Here are some of the key problems with accessing NHS dental care in the UK:
1. Lack of availability: One of the biggest issues with accessing NHS dental care in the UK is a lack of availability. According to recent studies, many people struggle to find an NHS dentist in their area. This is especially true in rural areas, where there are fewer dentists available.
You’d think this were a population problem but you would be mistaken. This shortage is due to a shortage of dentists and hygienists in the UK. Brexit has added to this shortage as has underfunding of the sector.
2. Long waiting times: Even if you are able to find an NHS dentist, you may have to wait a long time to get an appointment. Studies have shown that waiting times for NHS dental appointments can be very long, especially for routine check-ups and cleanings.
3. Cost: While NHS dental care is supposed to be free or low-cost, many people still struggle to afford the cost of treatment. This is especially true for people who require multiple treatments or who need more extensive dental work.
It’s wild to me how dentists are not in hospitals or doctors surgeries. Dental care is healthcare and should all come under the same banner. Many treatments are private treatments as well and not accessible to most people, much like private healthcare is not accessible.
Hygienist treatments now cost £69 when 10+ years ago that treatment was done by a dentist when you went for your check up. Hygienists are fabulous, they’re knowledge and expertise is much needed, but they are a private service not open to all but recommended to all. So should come under NHS procedure.
4. Quality of care: Another problem with accessing NHS dental care is that the quality of care can be inconsistent. Some people report receiving excellent care from their NHS dentist, while others have had negative experiences.

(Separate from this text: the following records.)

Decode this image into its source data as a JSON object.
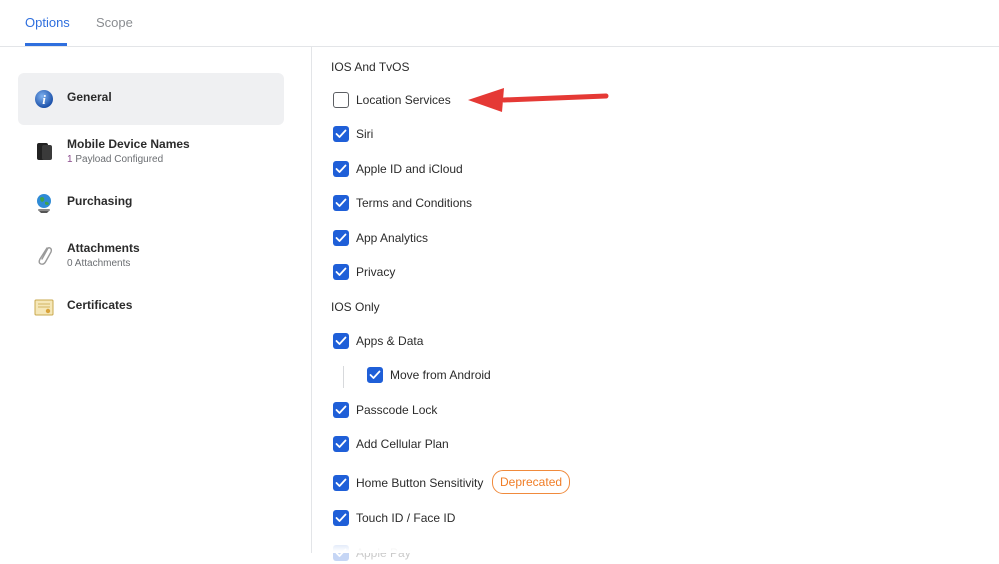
{
  "tabs": [
    {
      "label": "Options"
    },
    {
      "label": "Scope"
    }
  ],
  "sidebar": {
    "items": [
      {
        "title": "General",
        "icon": "info-icon"
      },
      {
        "title": "Mobile Device Names",
        "sub_count": "1",
        "sub_text": " Payload Configured",
        "icon": "device-icon"
      },
      {
        "title": "Purchasing",
        "icon": "globe-icon"
      },
      {
        "title": "Attachments",
        "sub_count": "0",
        "sub_text": " Attachments",
        "icon": "paperclip-icon"
      },
      {
        "title": "Certificates",
        "icon": "certificate-icon"
      }
    ]
  },
  "sections": {
    "ios_tvos": "IOS And TvOS",
    "ios_only": "IOS Only"
  },
  "options": {
    "location_services": "Location Services",
    "siri": "Siri",
    "apple_id": "Apple ID and iCloud",
    "terms": "Terms and Conditions",
    "app_analytics": "App Analytics",
    "privacy": "Privacy",
    "apps_data": "Apps & Data",
    "move_android": "Move from Android",
    "passcode_lock": "Passcode Lock",
    "cellular_plan": "Add Cellular Plan",
    "home_button": "Home Button Sensitivity",
    "touch_id": "Touch ID / Face ID",
    "apple_pay": "Apple Pay"
  },
  "checked": {
    "location_services": false,
    "siri": true,
    "apple_id": true,
    "terms": true,
    "app_analytics": true,
    "privacy": true,
    "apps_data": true,
    "move_android": true,
    "passcode_lock": true,
    "cellular_plan": true,
    "home_button": true,
    "touch_id": true
  },
  "badges": {
    "deprecated": "Deprecated"
  },
  "colors": {
    "accent": "#1f5fd8",
    "tab_active": "#2f6fde",
    "badge": "#f07d26",
    "arrow": "#e53935"
  }
}
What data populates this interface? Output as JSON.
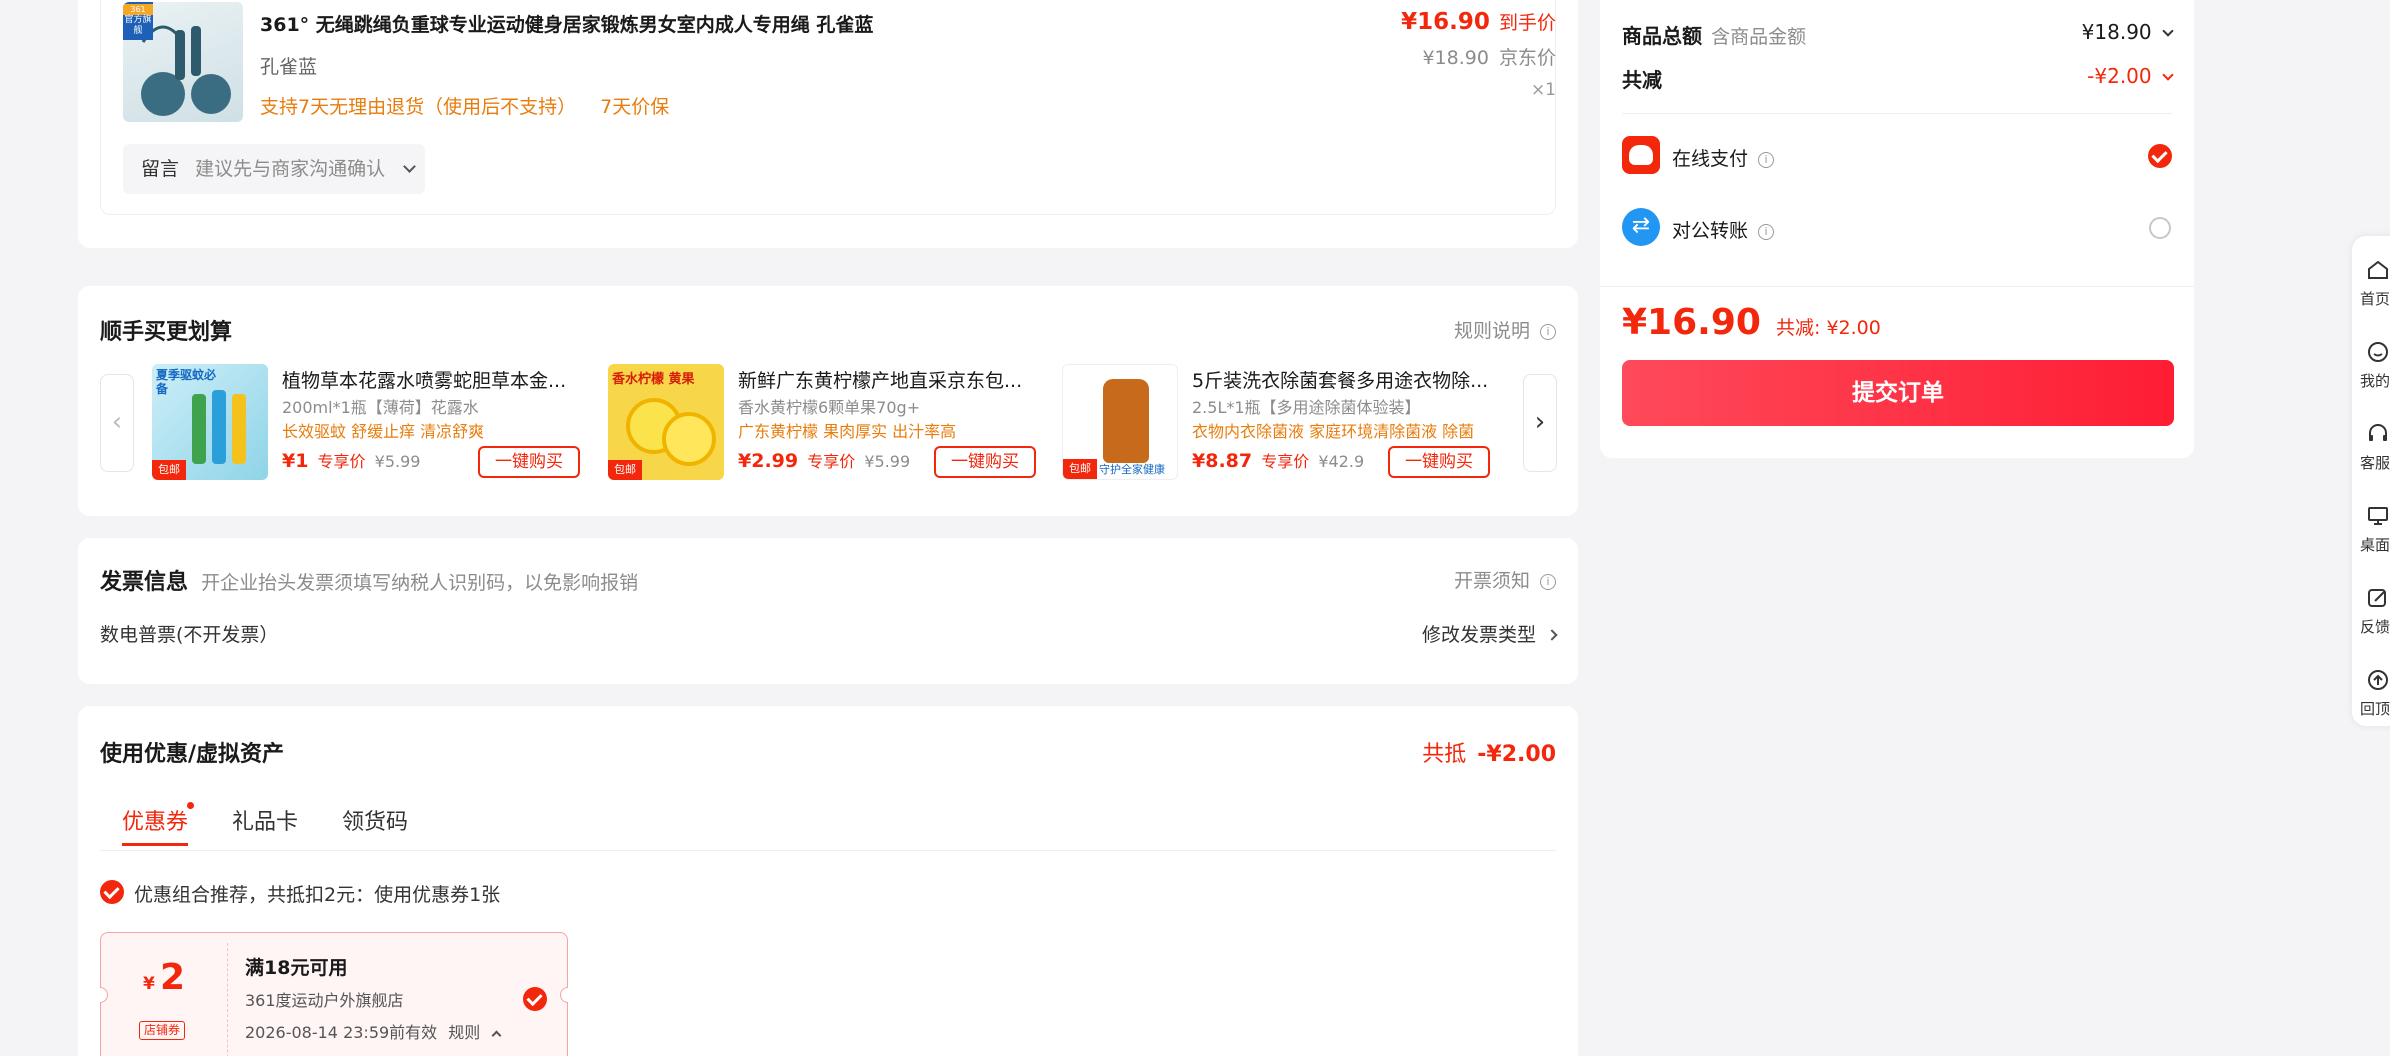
{
  "product": {
    "badge_top": "361",
    "badge_label": "官方旗舰",
    "title": "361° 无绳跳绳负重球专业运动健身居家锻炼男女室内成人专用绳 孔雀蓝",
    "variant": "孔雀蓝",
    "service": "支持7天无理由退货（使用后不支持）",
    "price_protect": "7天价保",
    "price": "¥16.90",
    "price_tag": "到手价",
    "jd_price": "¥18.90",
    "jd_price_tag": "京东价",
    "qty": "×1"
  },
  "message": {
    "label": "留言",
    "placeholder": "建议先与商家沟通确认"
  },
  "bundle": {
    "title": "顺手买更划算",
    "rules": "规则说明",
    "prev": "‹",
    "next": "›",
    "items": [
      {
        "name": "植物草本花露水喷雾蛇胆草本金...",
        "spec": "200ml*1瓶【薄荷】花露水",
        "tags": "长效驱蚊 舒缓止痒 清凉舒爽",
        "price": "¥1",
        "tag": "专享价",
        "orig": "¥5.99",
        "button": "一键购买",
        "img_text": "夏季驱蚊必备",
        "badge": "包邮",
        "color": "#2fb7d6"
      },
      {
        "name": "新鲜广东黄柠檬产地直采京东包...",
        "spec": "香水黄柠檬6颗单果70g+",
        "tags": "广东黄柠檬 果肉厚实 出汁率高",
        "price": "¥2.99",
        "tag": "专享价",
        "orig": "¥5.99",
        "button": "一键购买",
        "img_text": "香水柠檬 黄果",
        "badge": "包邮",
        "color": "#f5c21a"
      },
      {
        "name": "5斤装洗衣除菌套餐多用途衣物除...",
        "spec": "2.5L*1瓶【多用途除菌体验装】",
        "tags": "衣物内衣除菌液 家庭环境清除菌液 除菌",
        "price": "¥8.87",
        "tag": "专享价",
        "orig": "¥42.9",
        "button": "一键购买",
        "img_text": "守护全家健康",
        "badge": "包邮",
        "color": "#c86a1c"
      }
    ]
  },
  "invoice": {
    "title": "发票信息",
    "hint": "开企业抬头发票须填写纳税人识别码，以免影响报销",
    "notice": "开票须知",
    "type": "数电普票(不开发票）",
    "change": "修改发票类型"
  },
  "coupons": {
    "title": "使用优惠/虚拟资产",
    "total_label": "共抵",
    "total_value": "-¥2.00",
    "tabs": [
      "优惠券",
      "礼品卡",
      "领货码"
    ],
    "recommend": "优惠组合推荐，共抵扣2元：使用优惠券1张",
    "coupon": {
      "currency": "¥",
      "amount": "2",
      "type": "店铺券",
      "condition": "满18元可用",
      "shop": "361度运动户外旗舰店",
      "expire": "2026-08-14 23:59前有效",
      "rules": "规则"
    }
  },
  "summary": {
    "total_label": "商品总额",
    "total_sub": "含商品金额",
    "total_value": "¥18.90",
    "discount_label": "共减",
    "discount_value": "-¥2.00",
    "pay_online": "在线支付",
    "pay_transfer": "对公转账",
    "final_price": "¥16.90",
    "final_discount": "共减: ¥2.00",
    "submit": "提交订单"
  },
  "sidebar": {
    "items": [
      "首页",
      "我的",
      "客服",
      "桌面",
      "反馈",
      "回顶"
    ]
  },
  "colors": {
    "accent": "#f2270c",
    "orange": "#e87d0d",
    "blue": "#2196f3"
  }
}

5. Lack of information: Finally, many people struggle to access NHS dental care simply because they don’t know where to start. There is a lack of clear information about how to find an NHS dentist, what services are available, and what the cost will be. This can be especially challenging for people who are new to the UK or who have limited English language skills.
Much like quality of care, the information on procedures, pricing, technicalities of check ups – Ie what on earth are they looking for when they look in your mouth and start shouting out the alphabet to their dental assistant – are not easily accessible for many.
I feel like many establishments in the UK that the dental system needs an overhaul. Bring in dentists to doctors surgeries and hospitals. Make them part of our entire health care system. Only then can it be a service for all.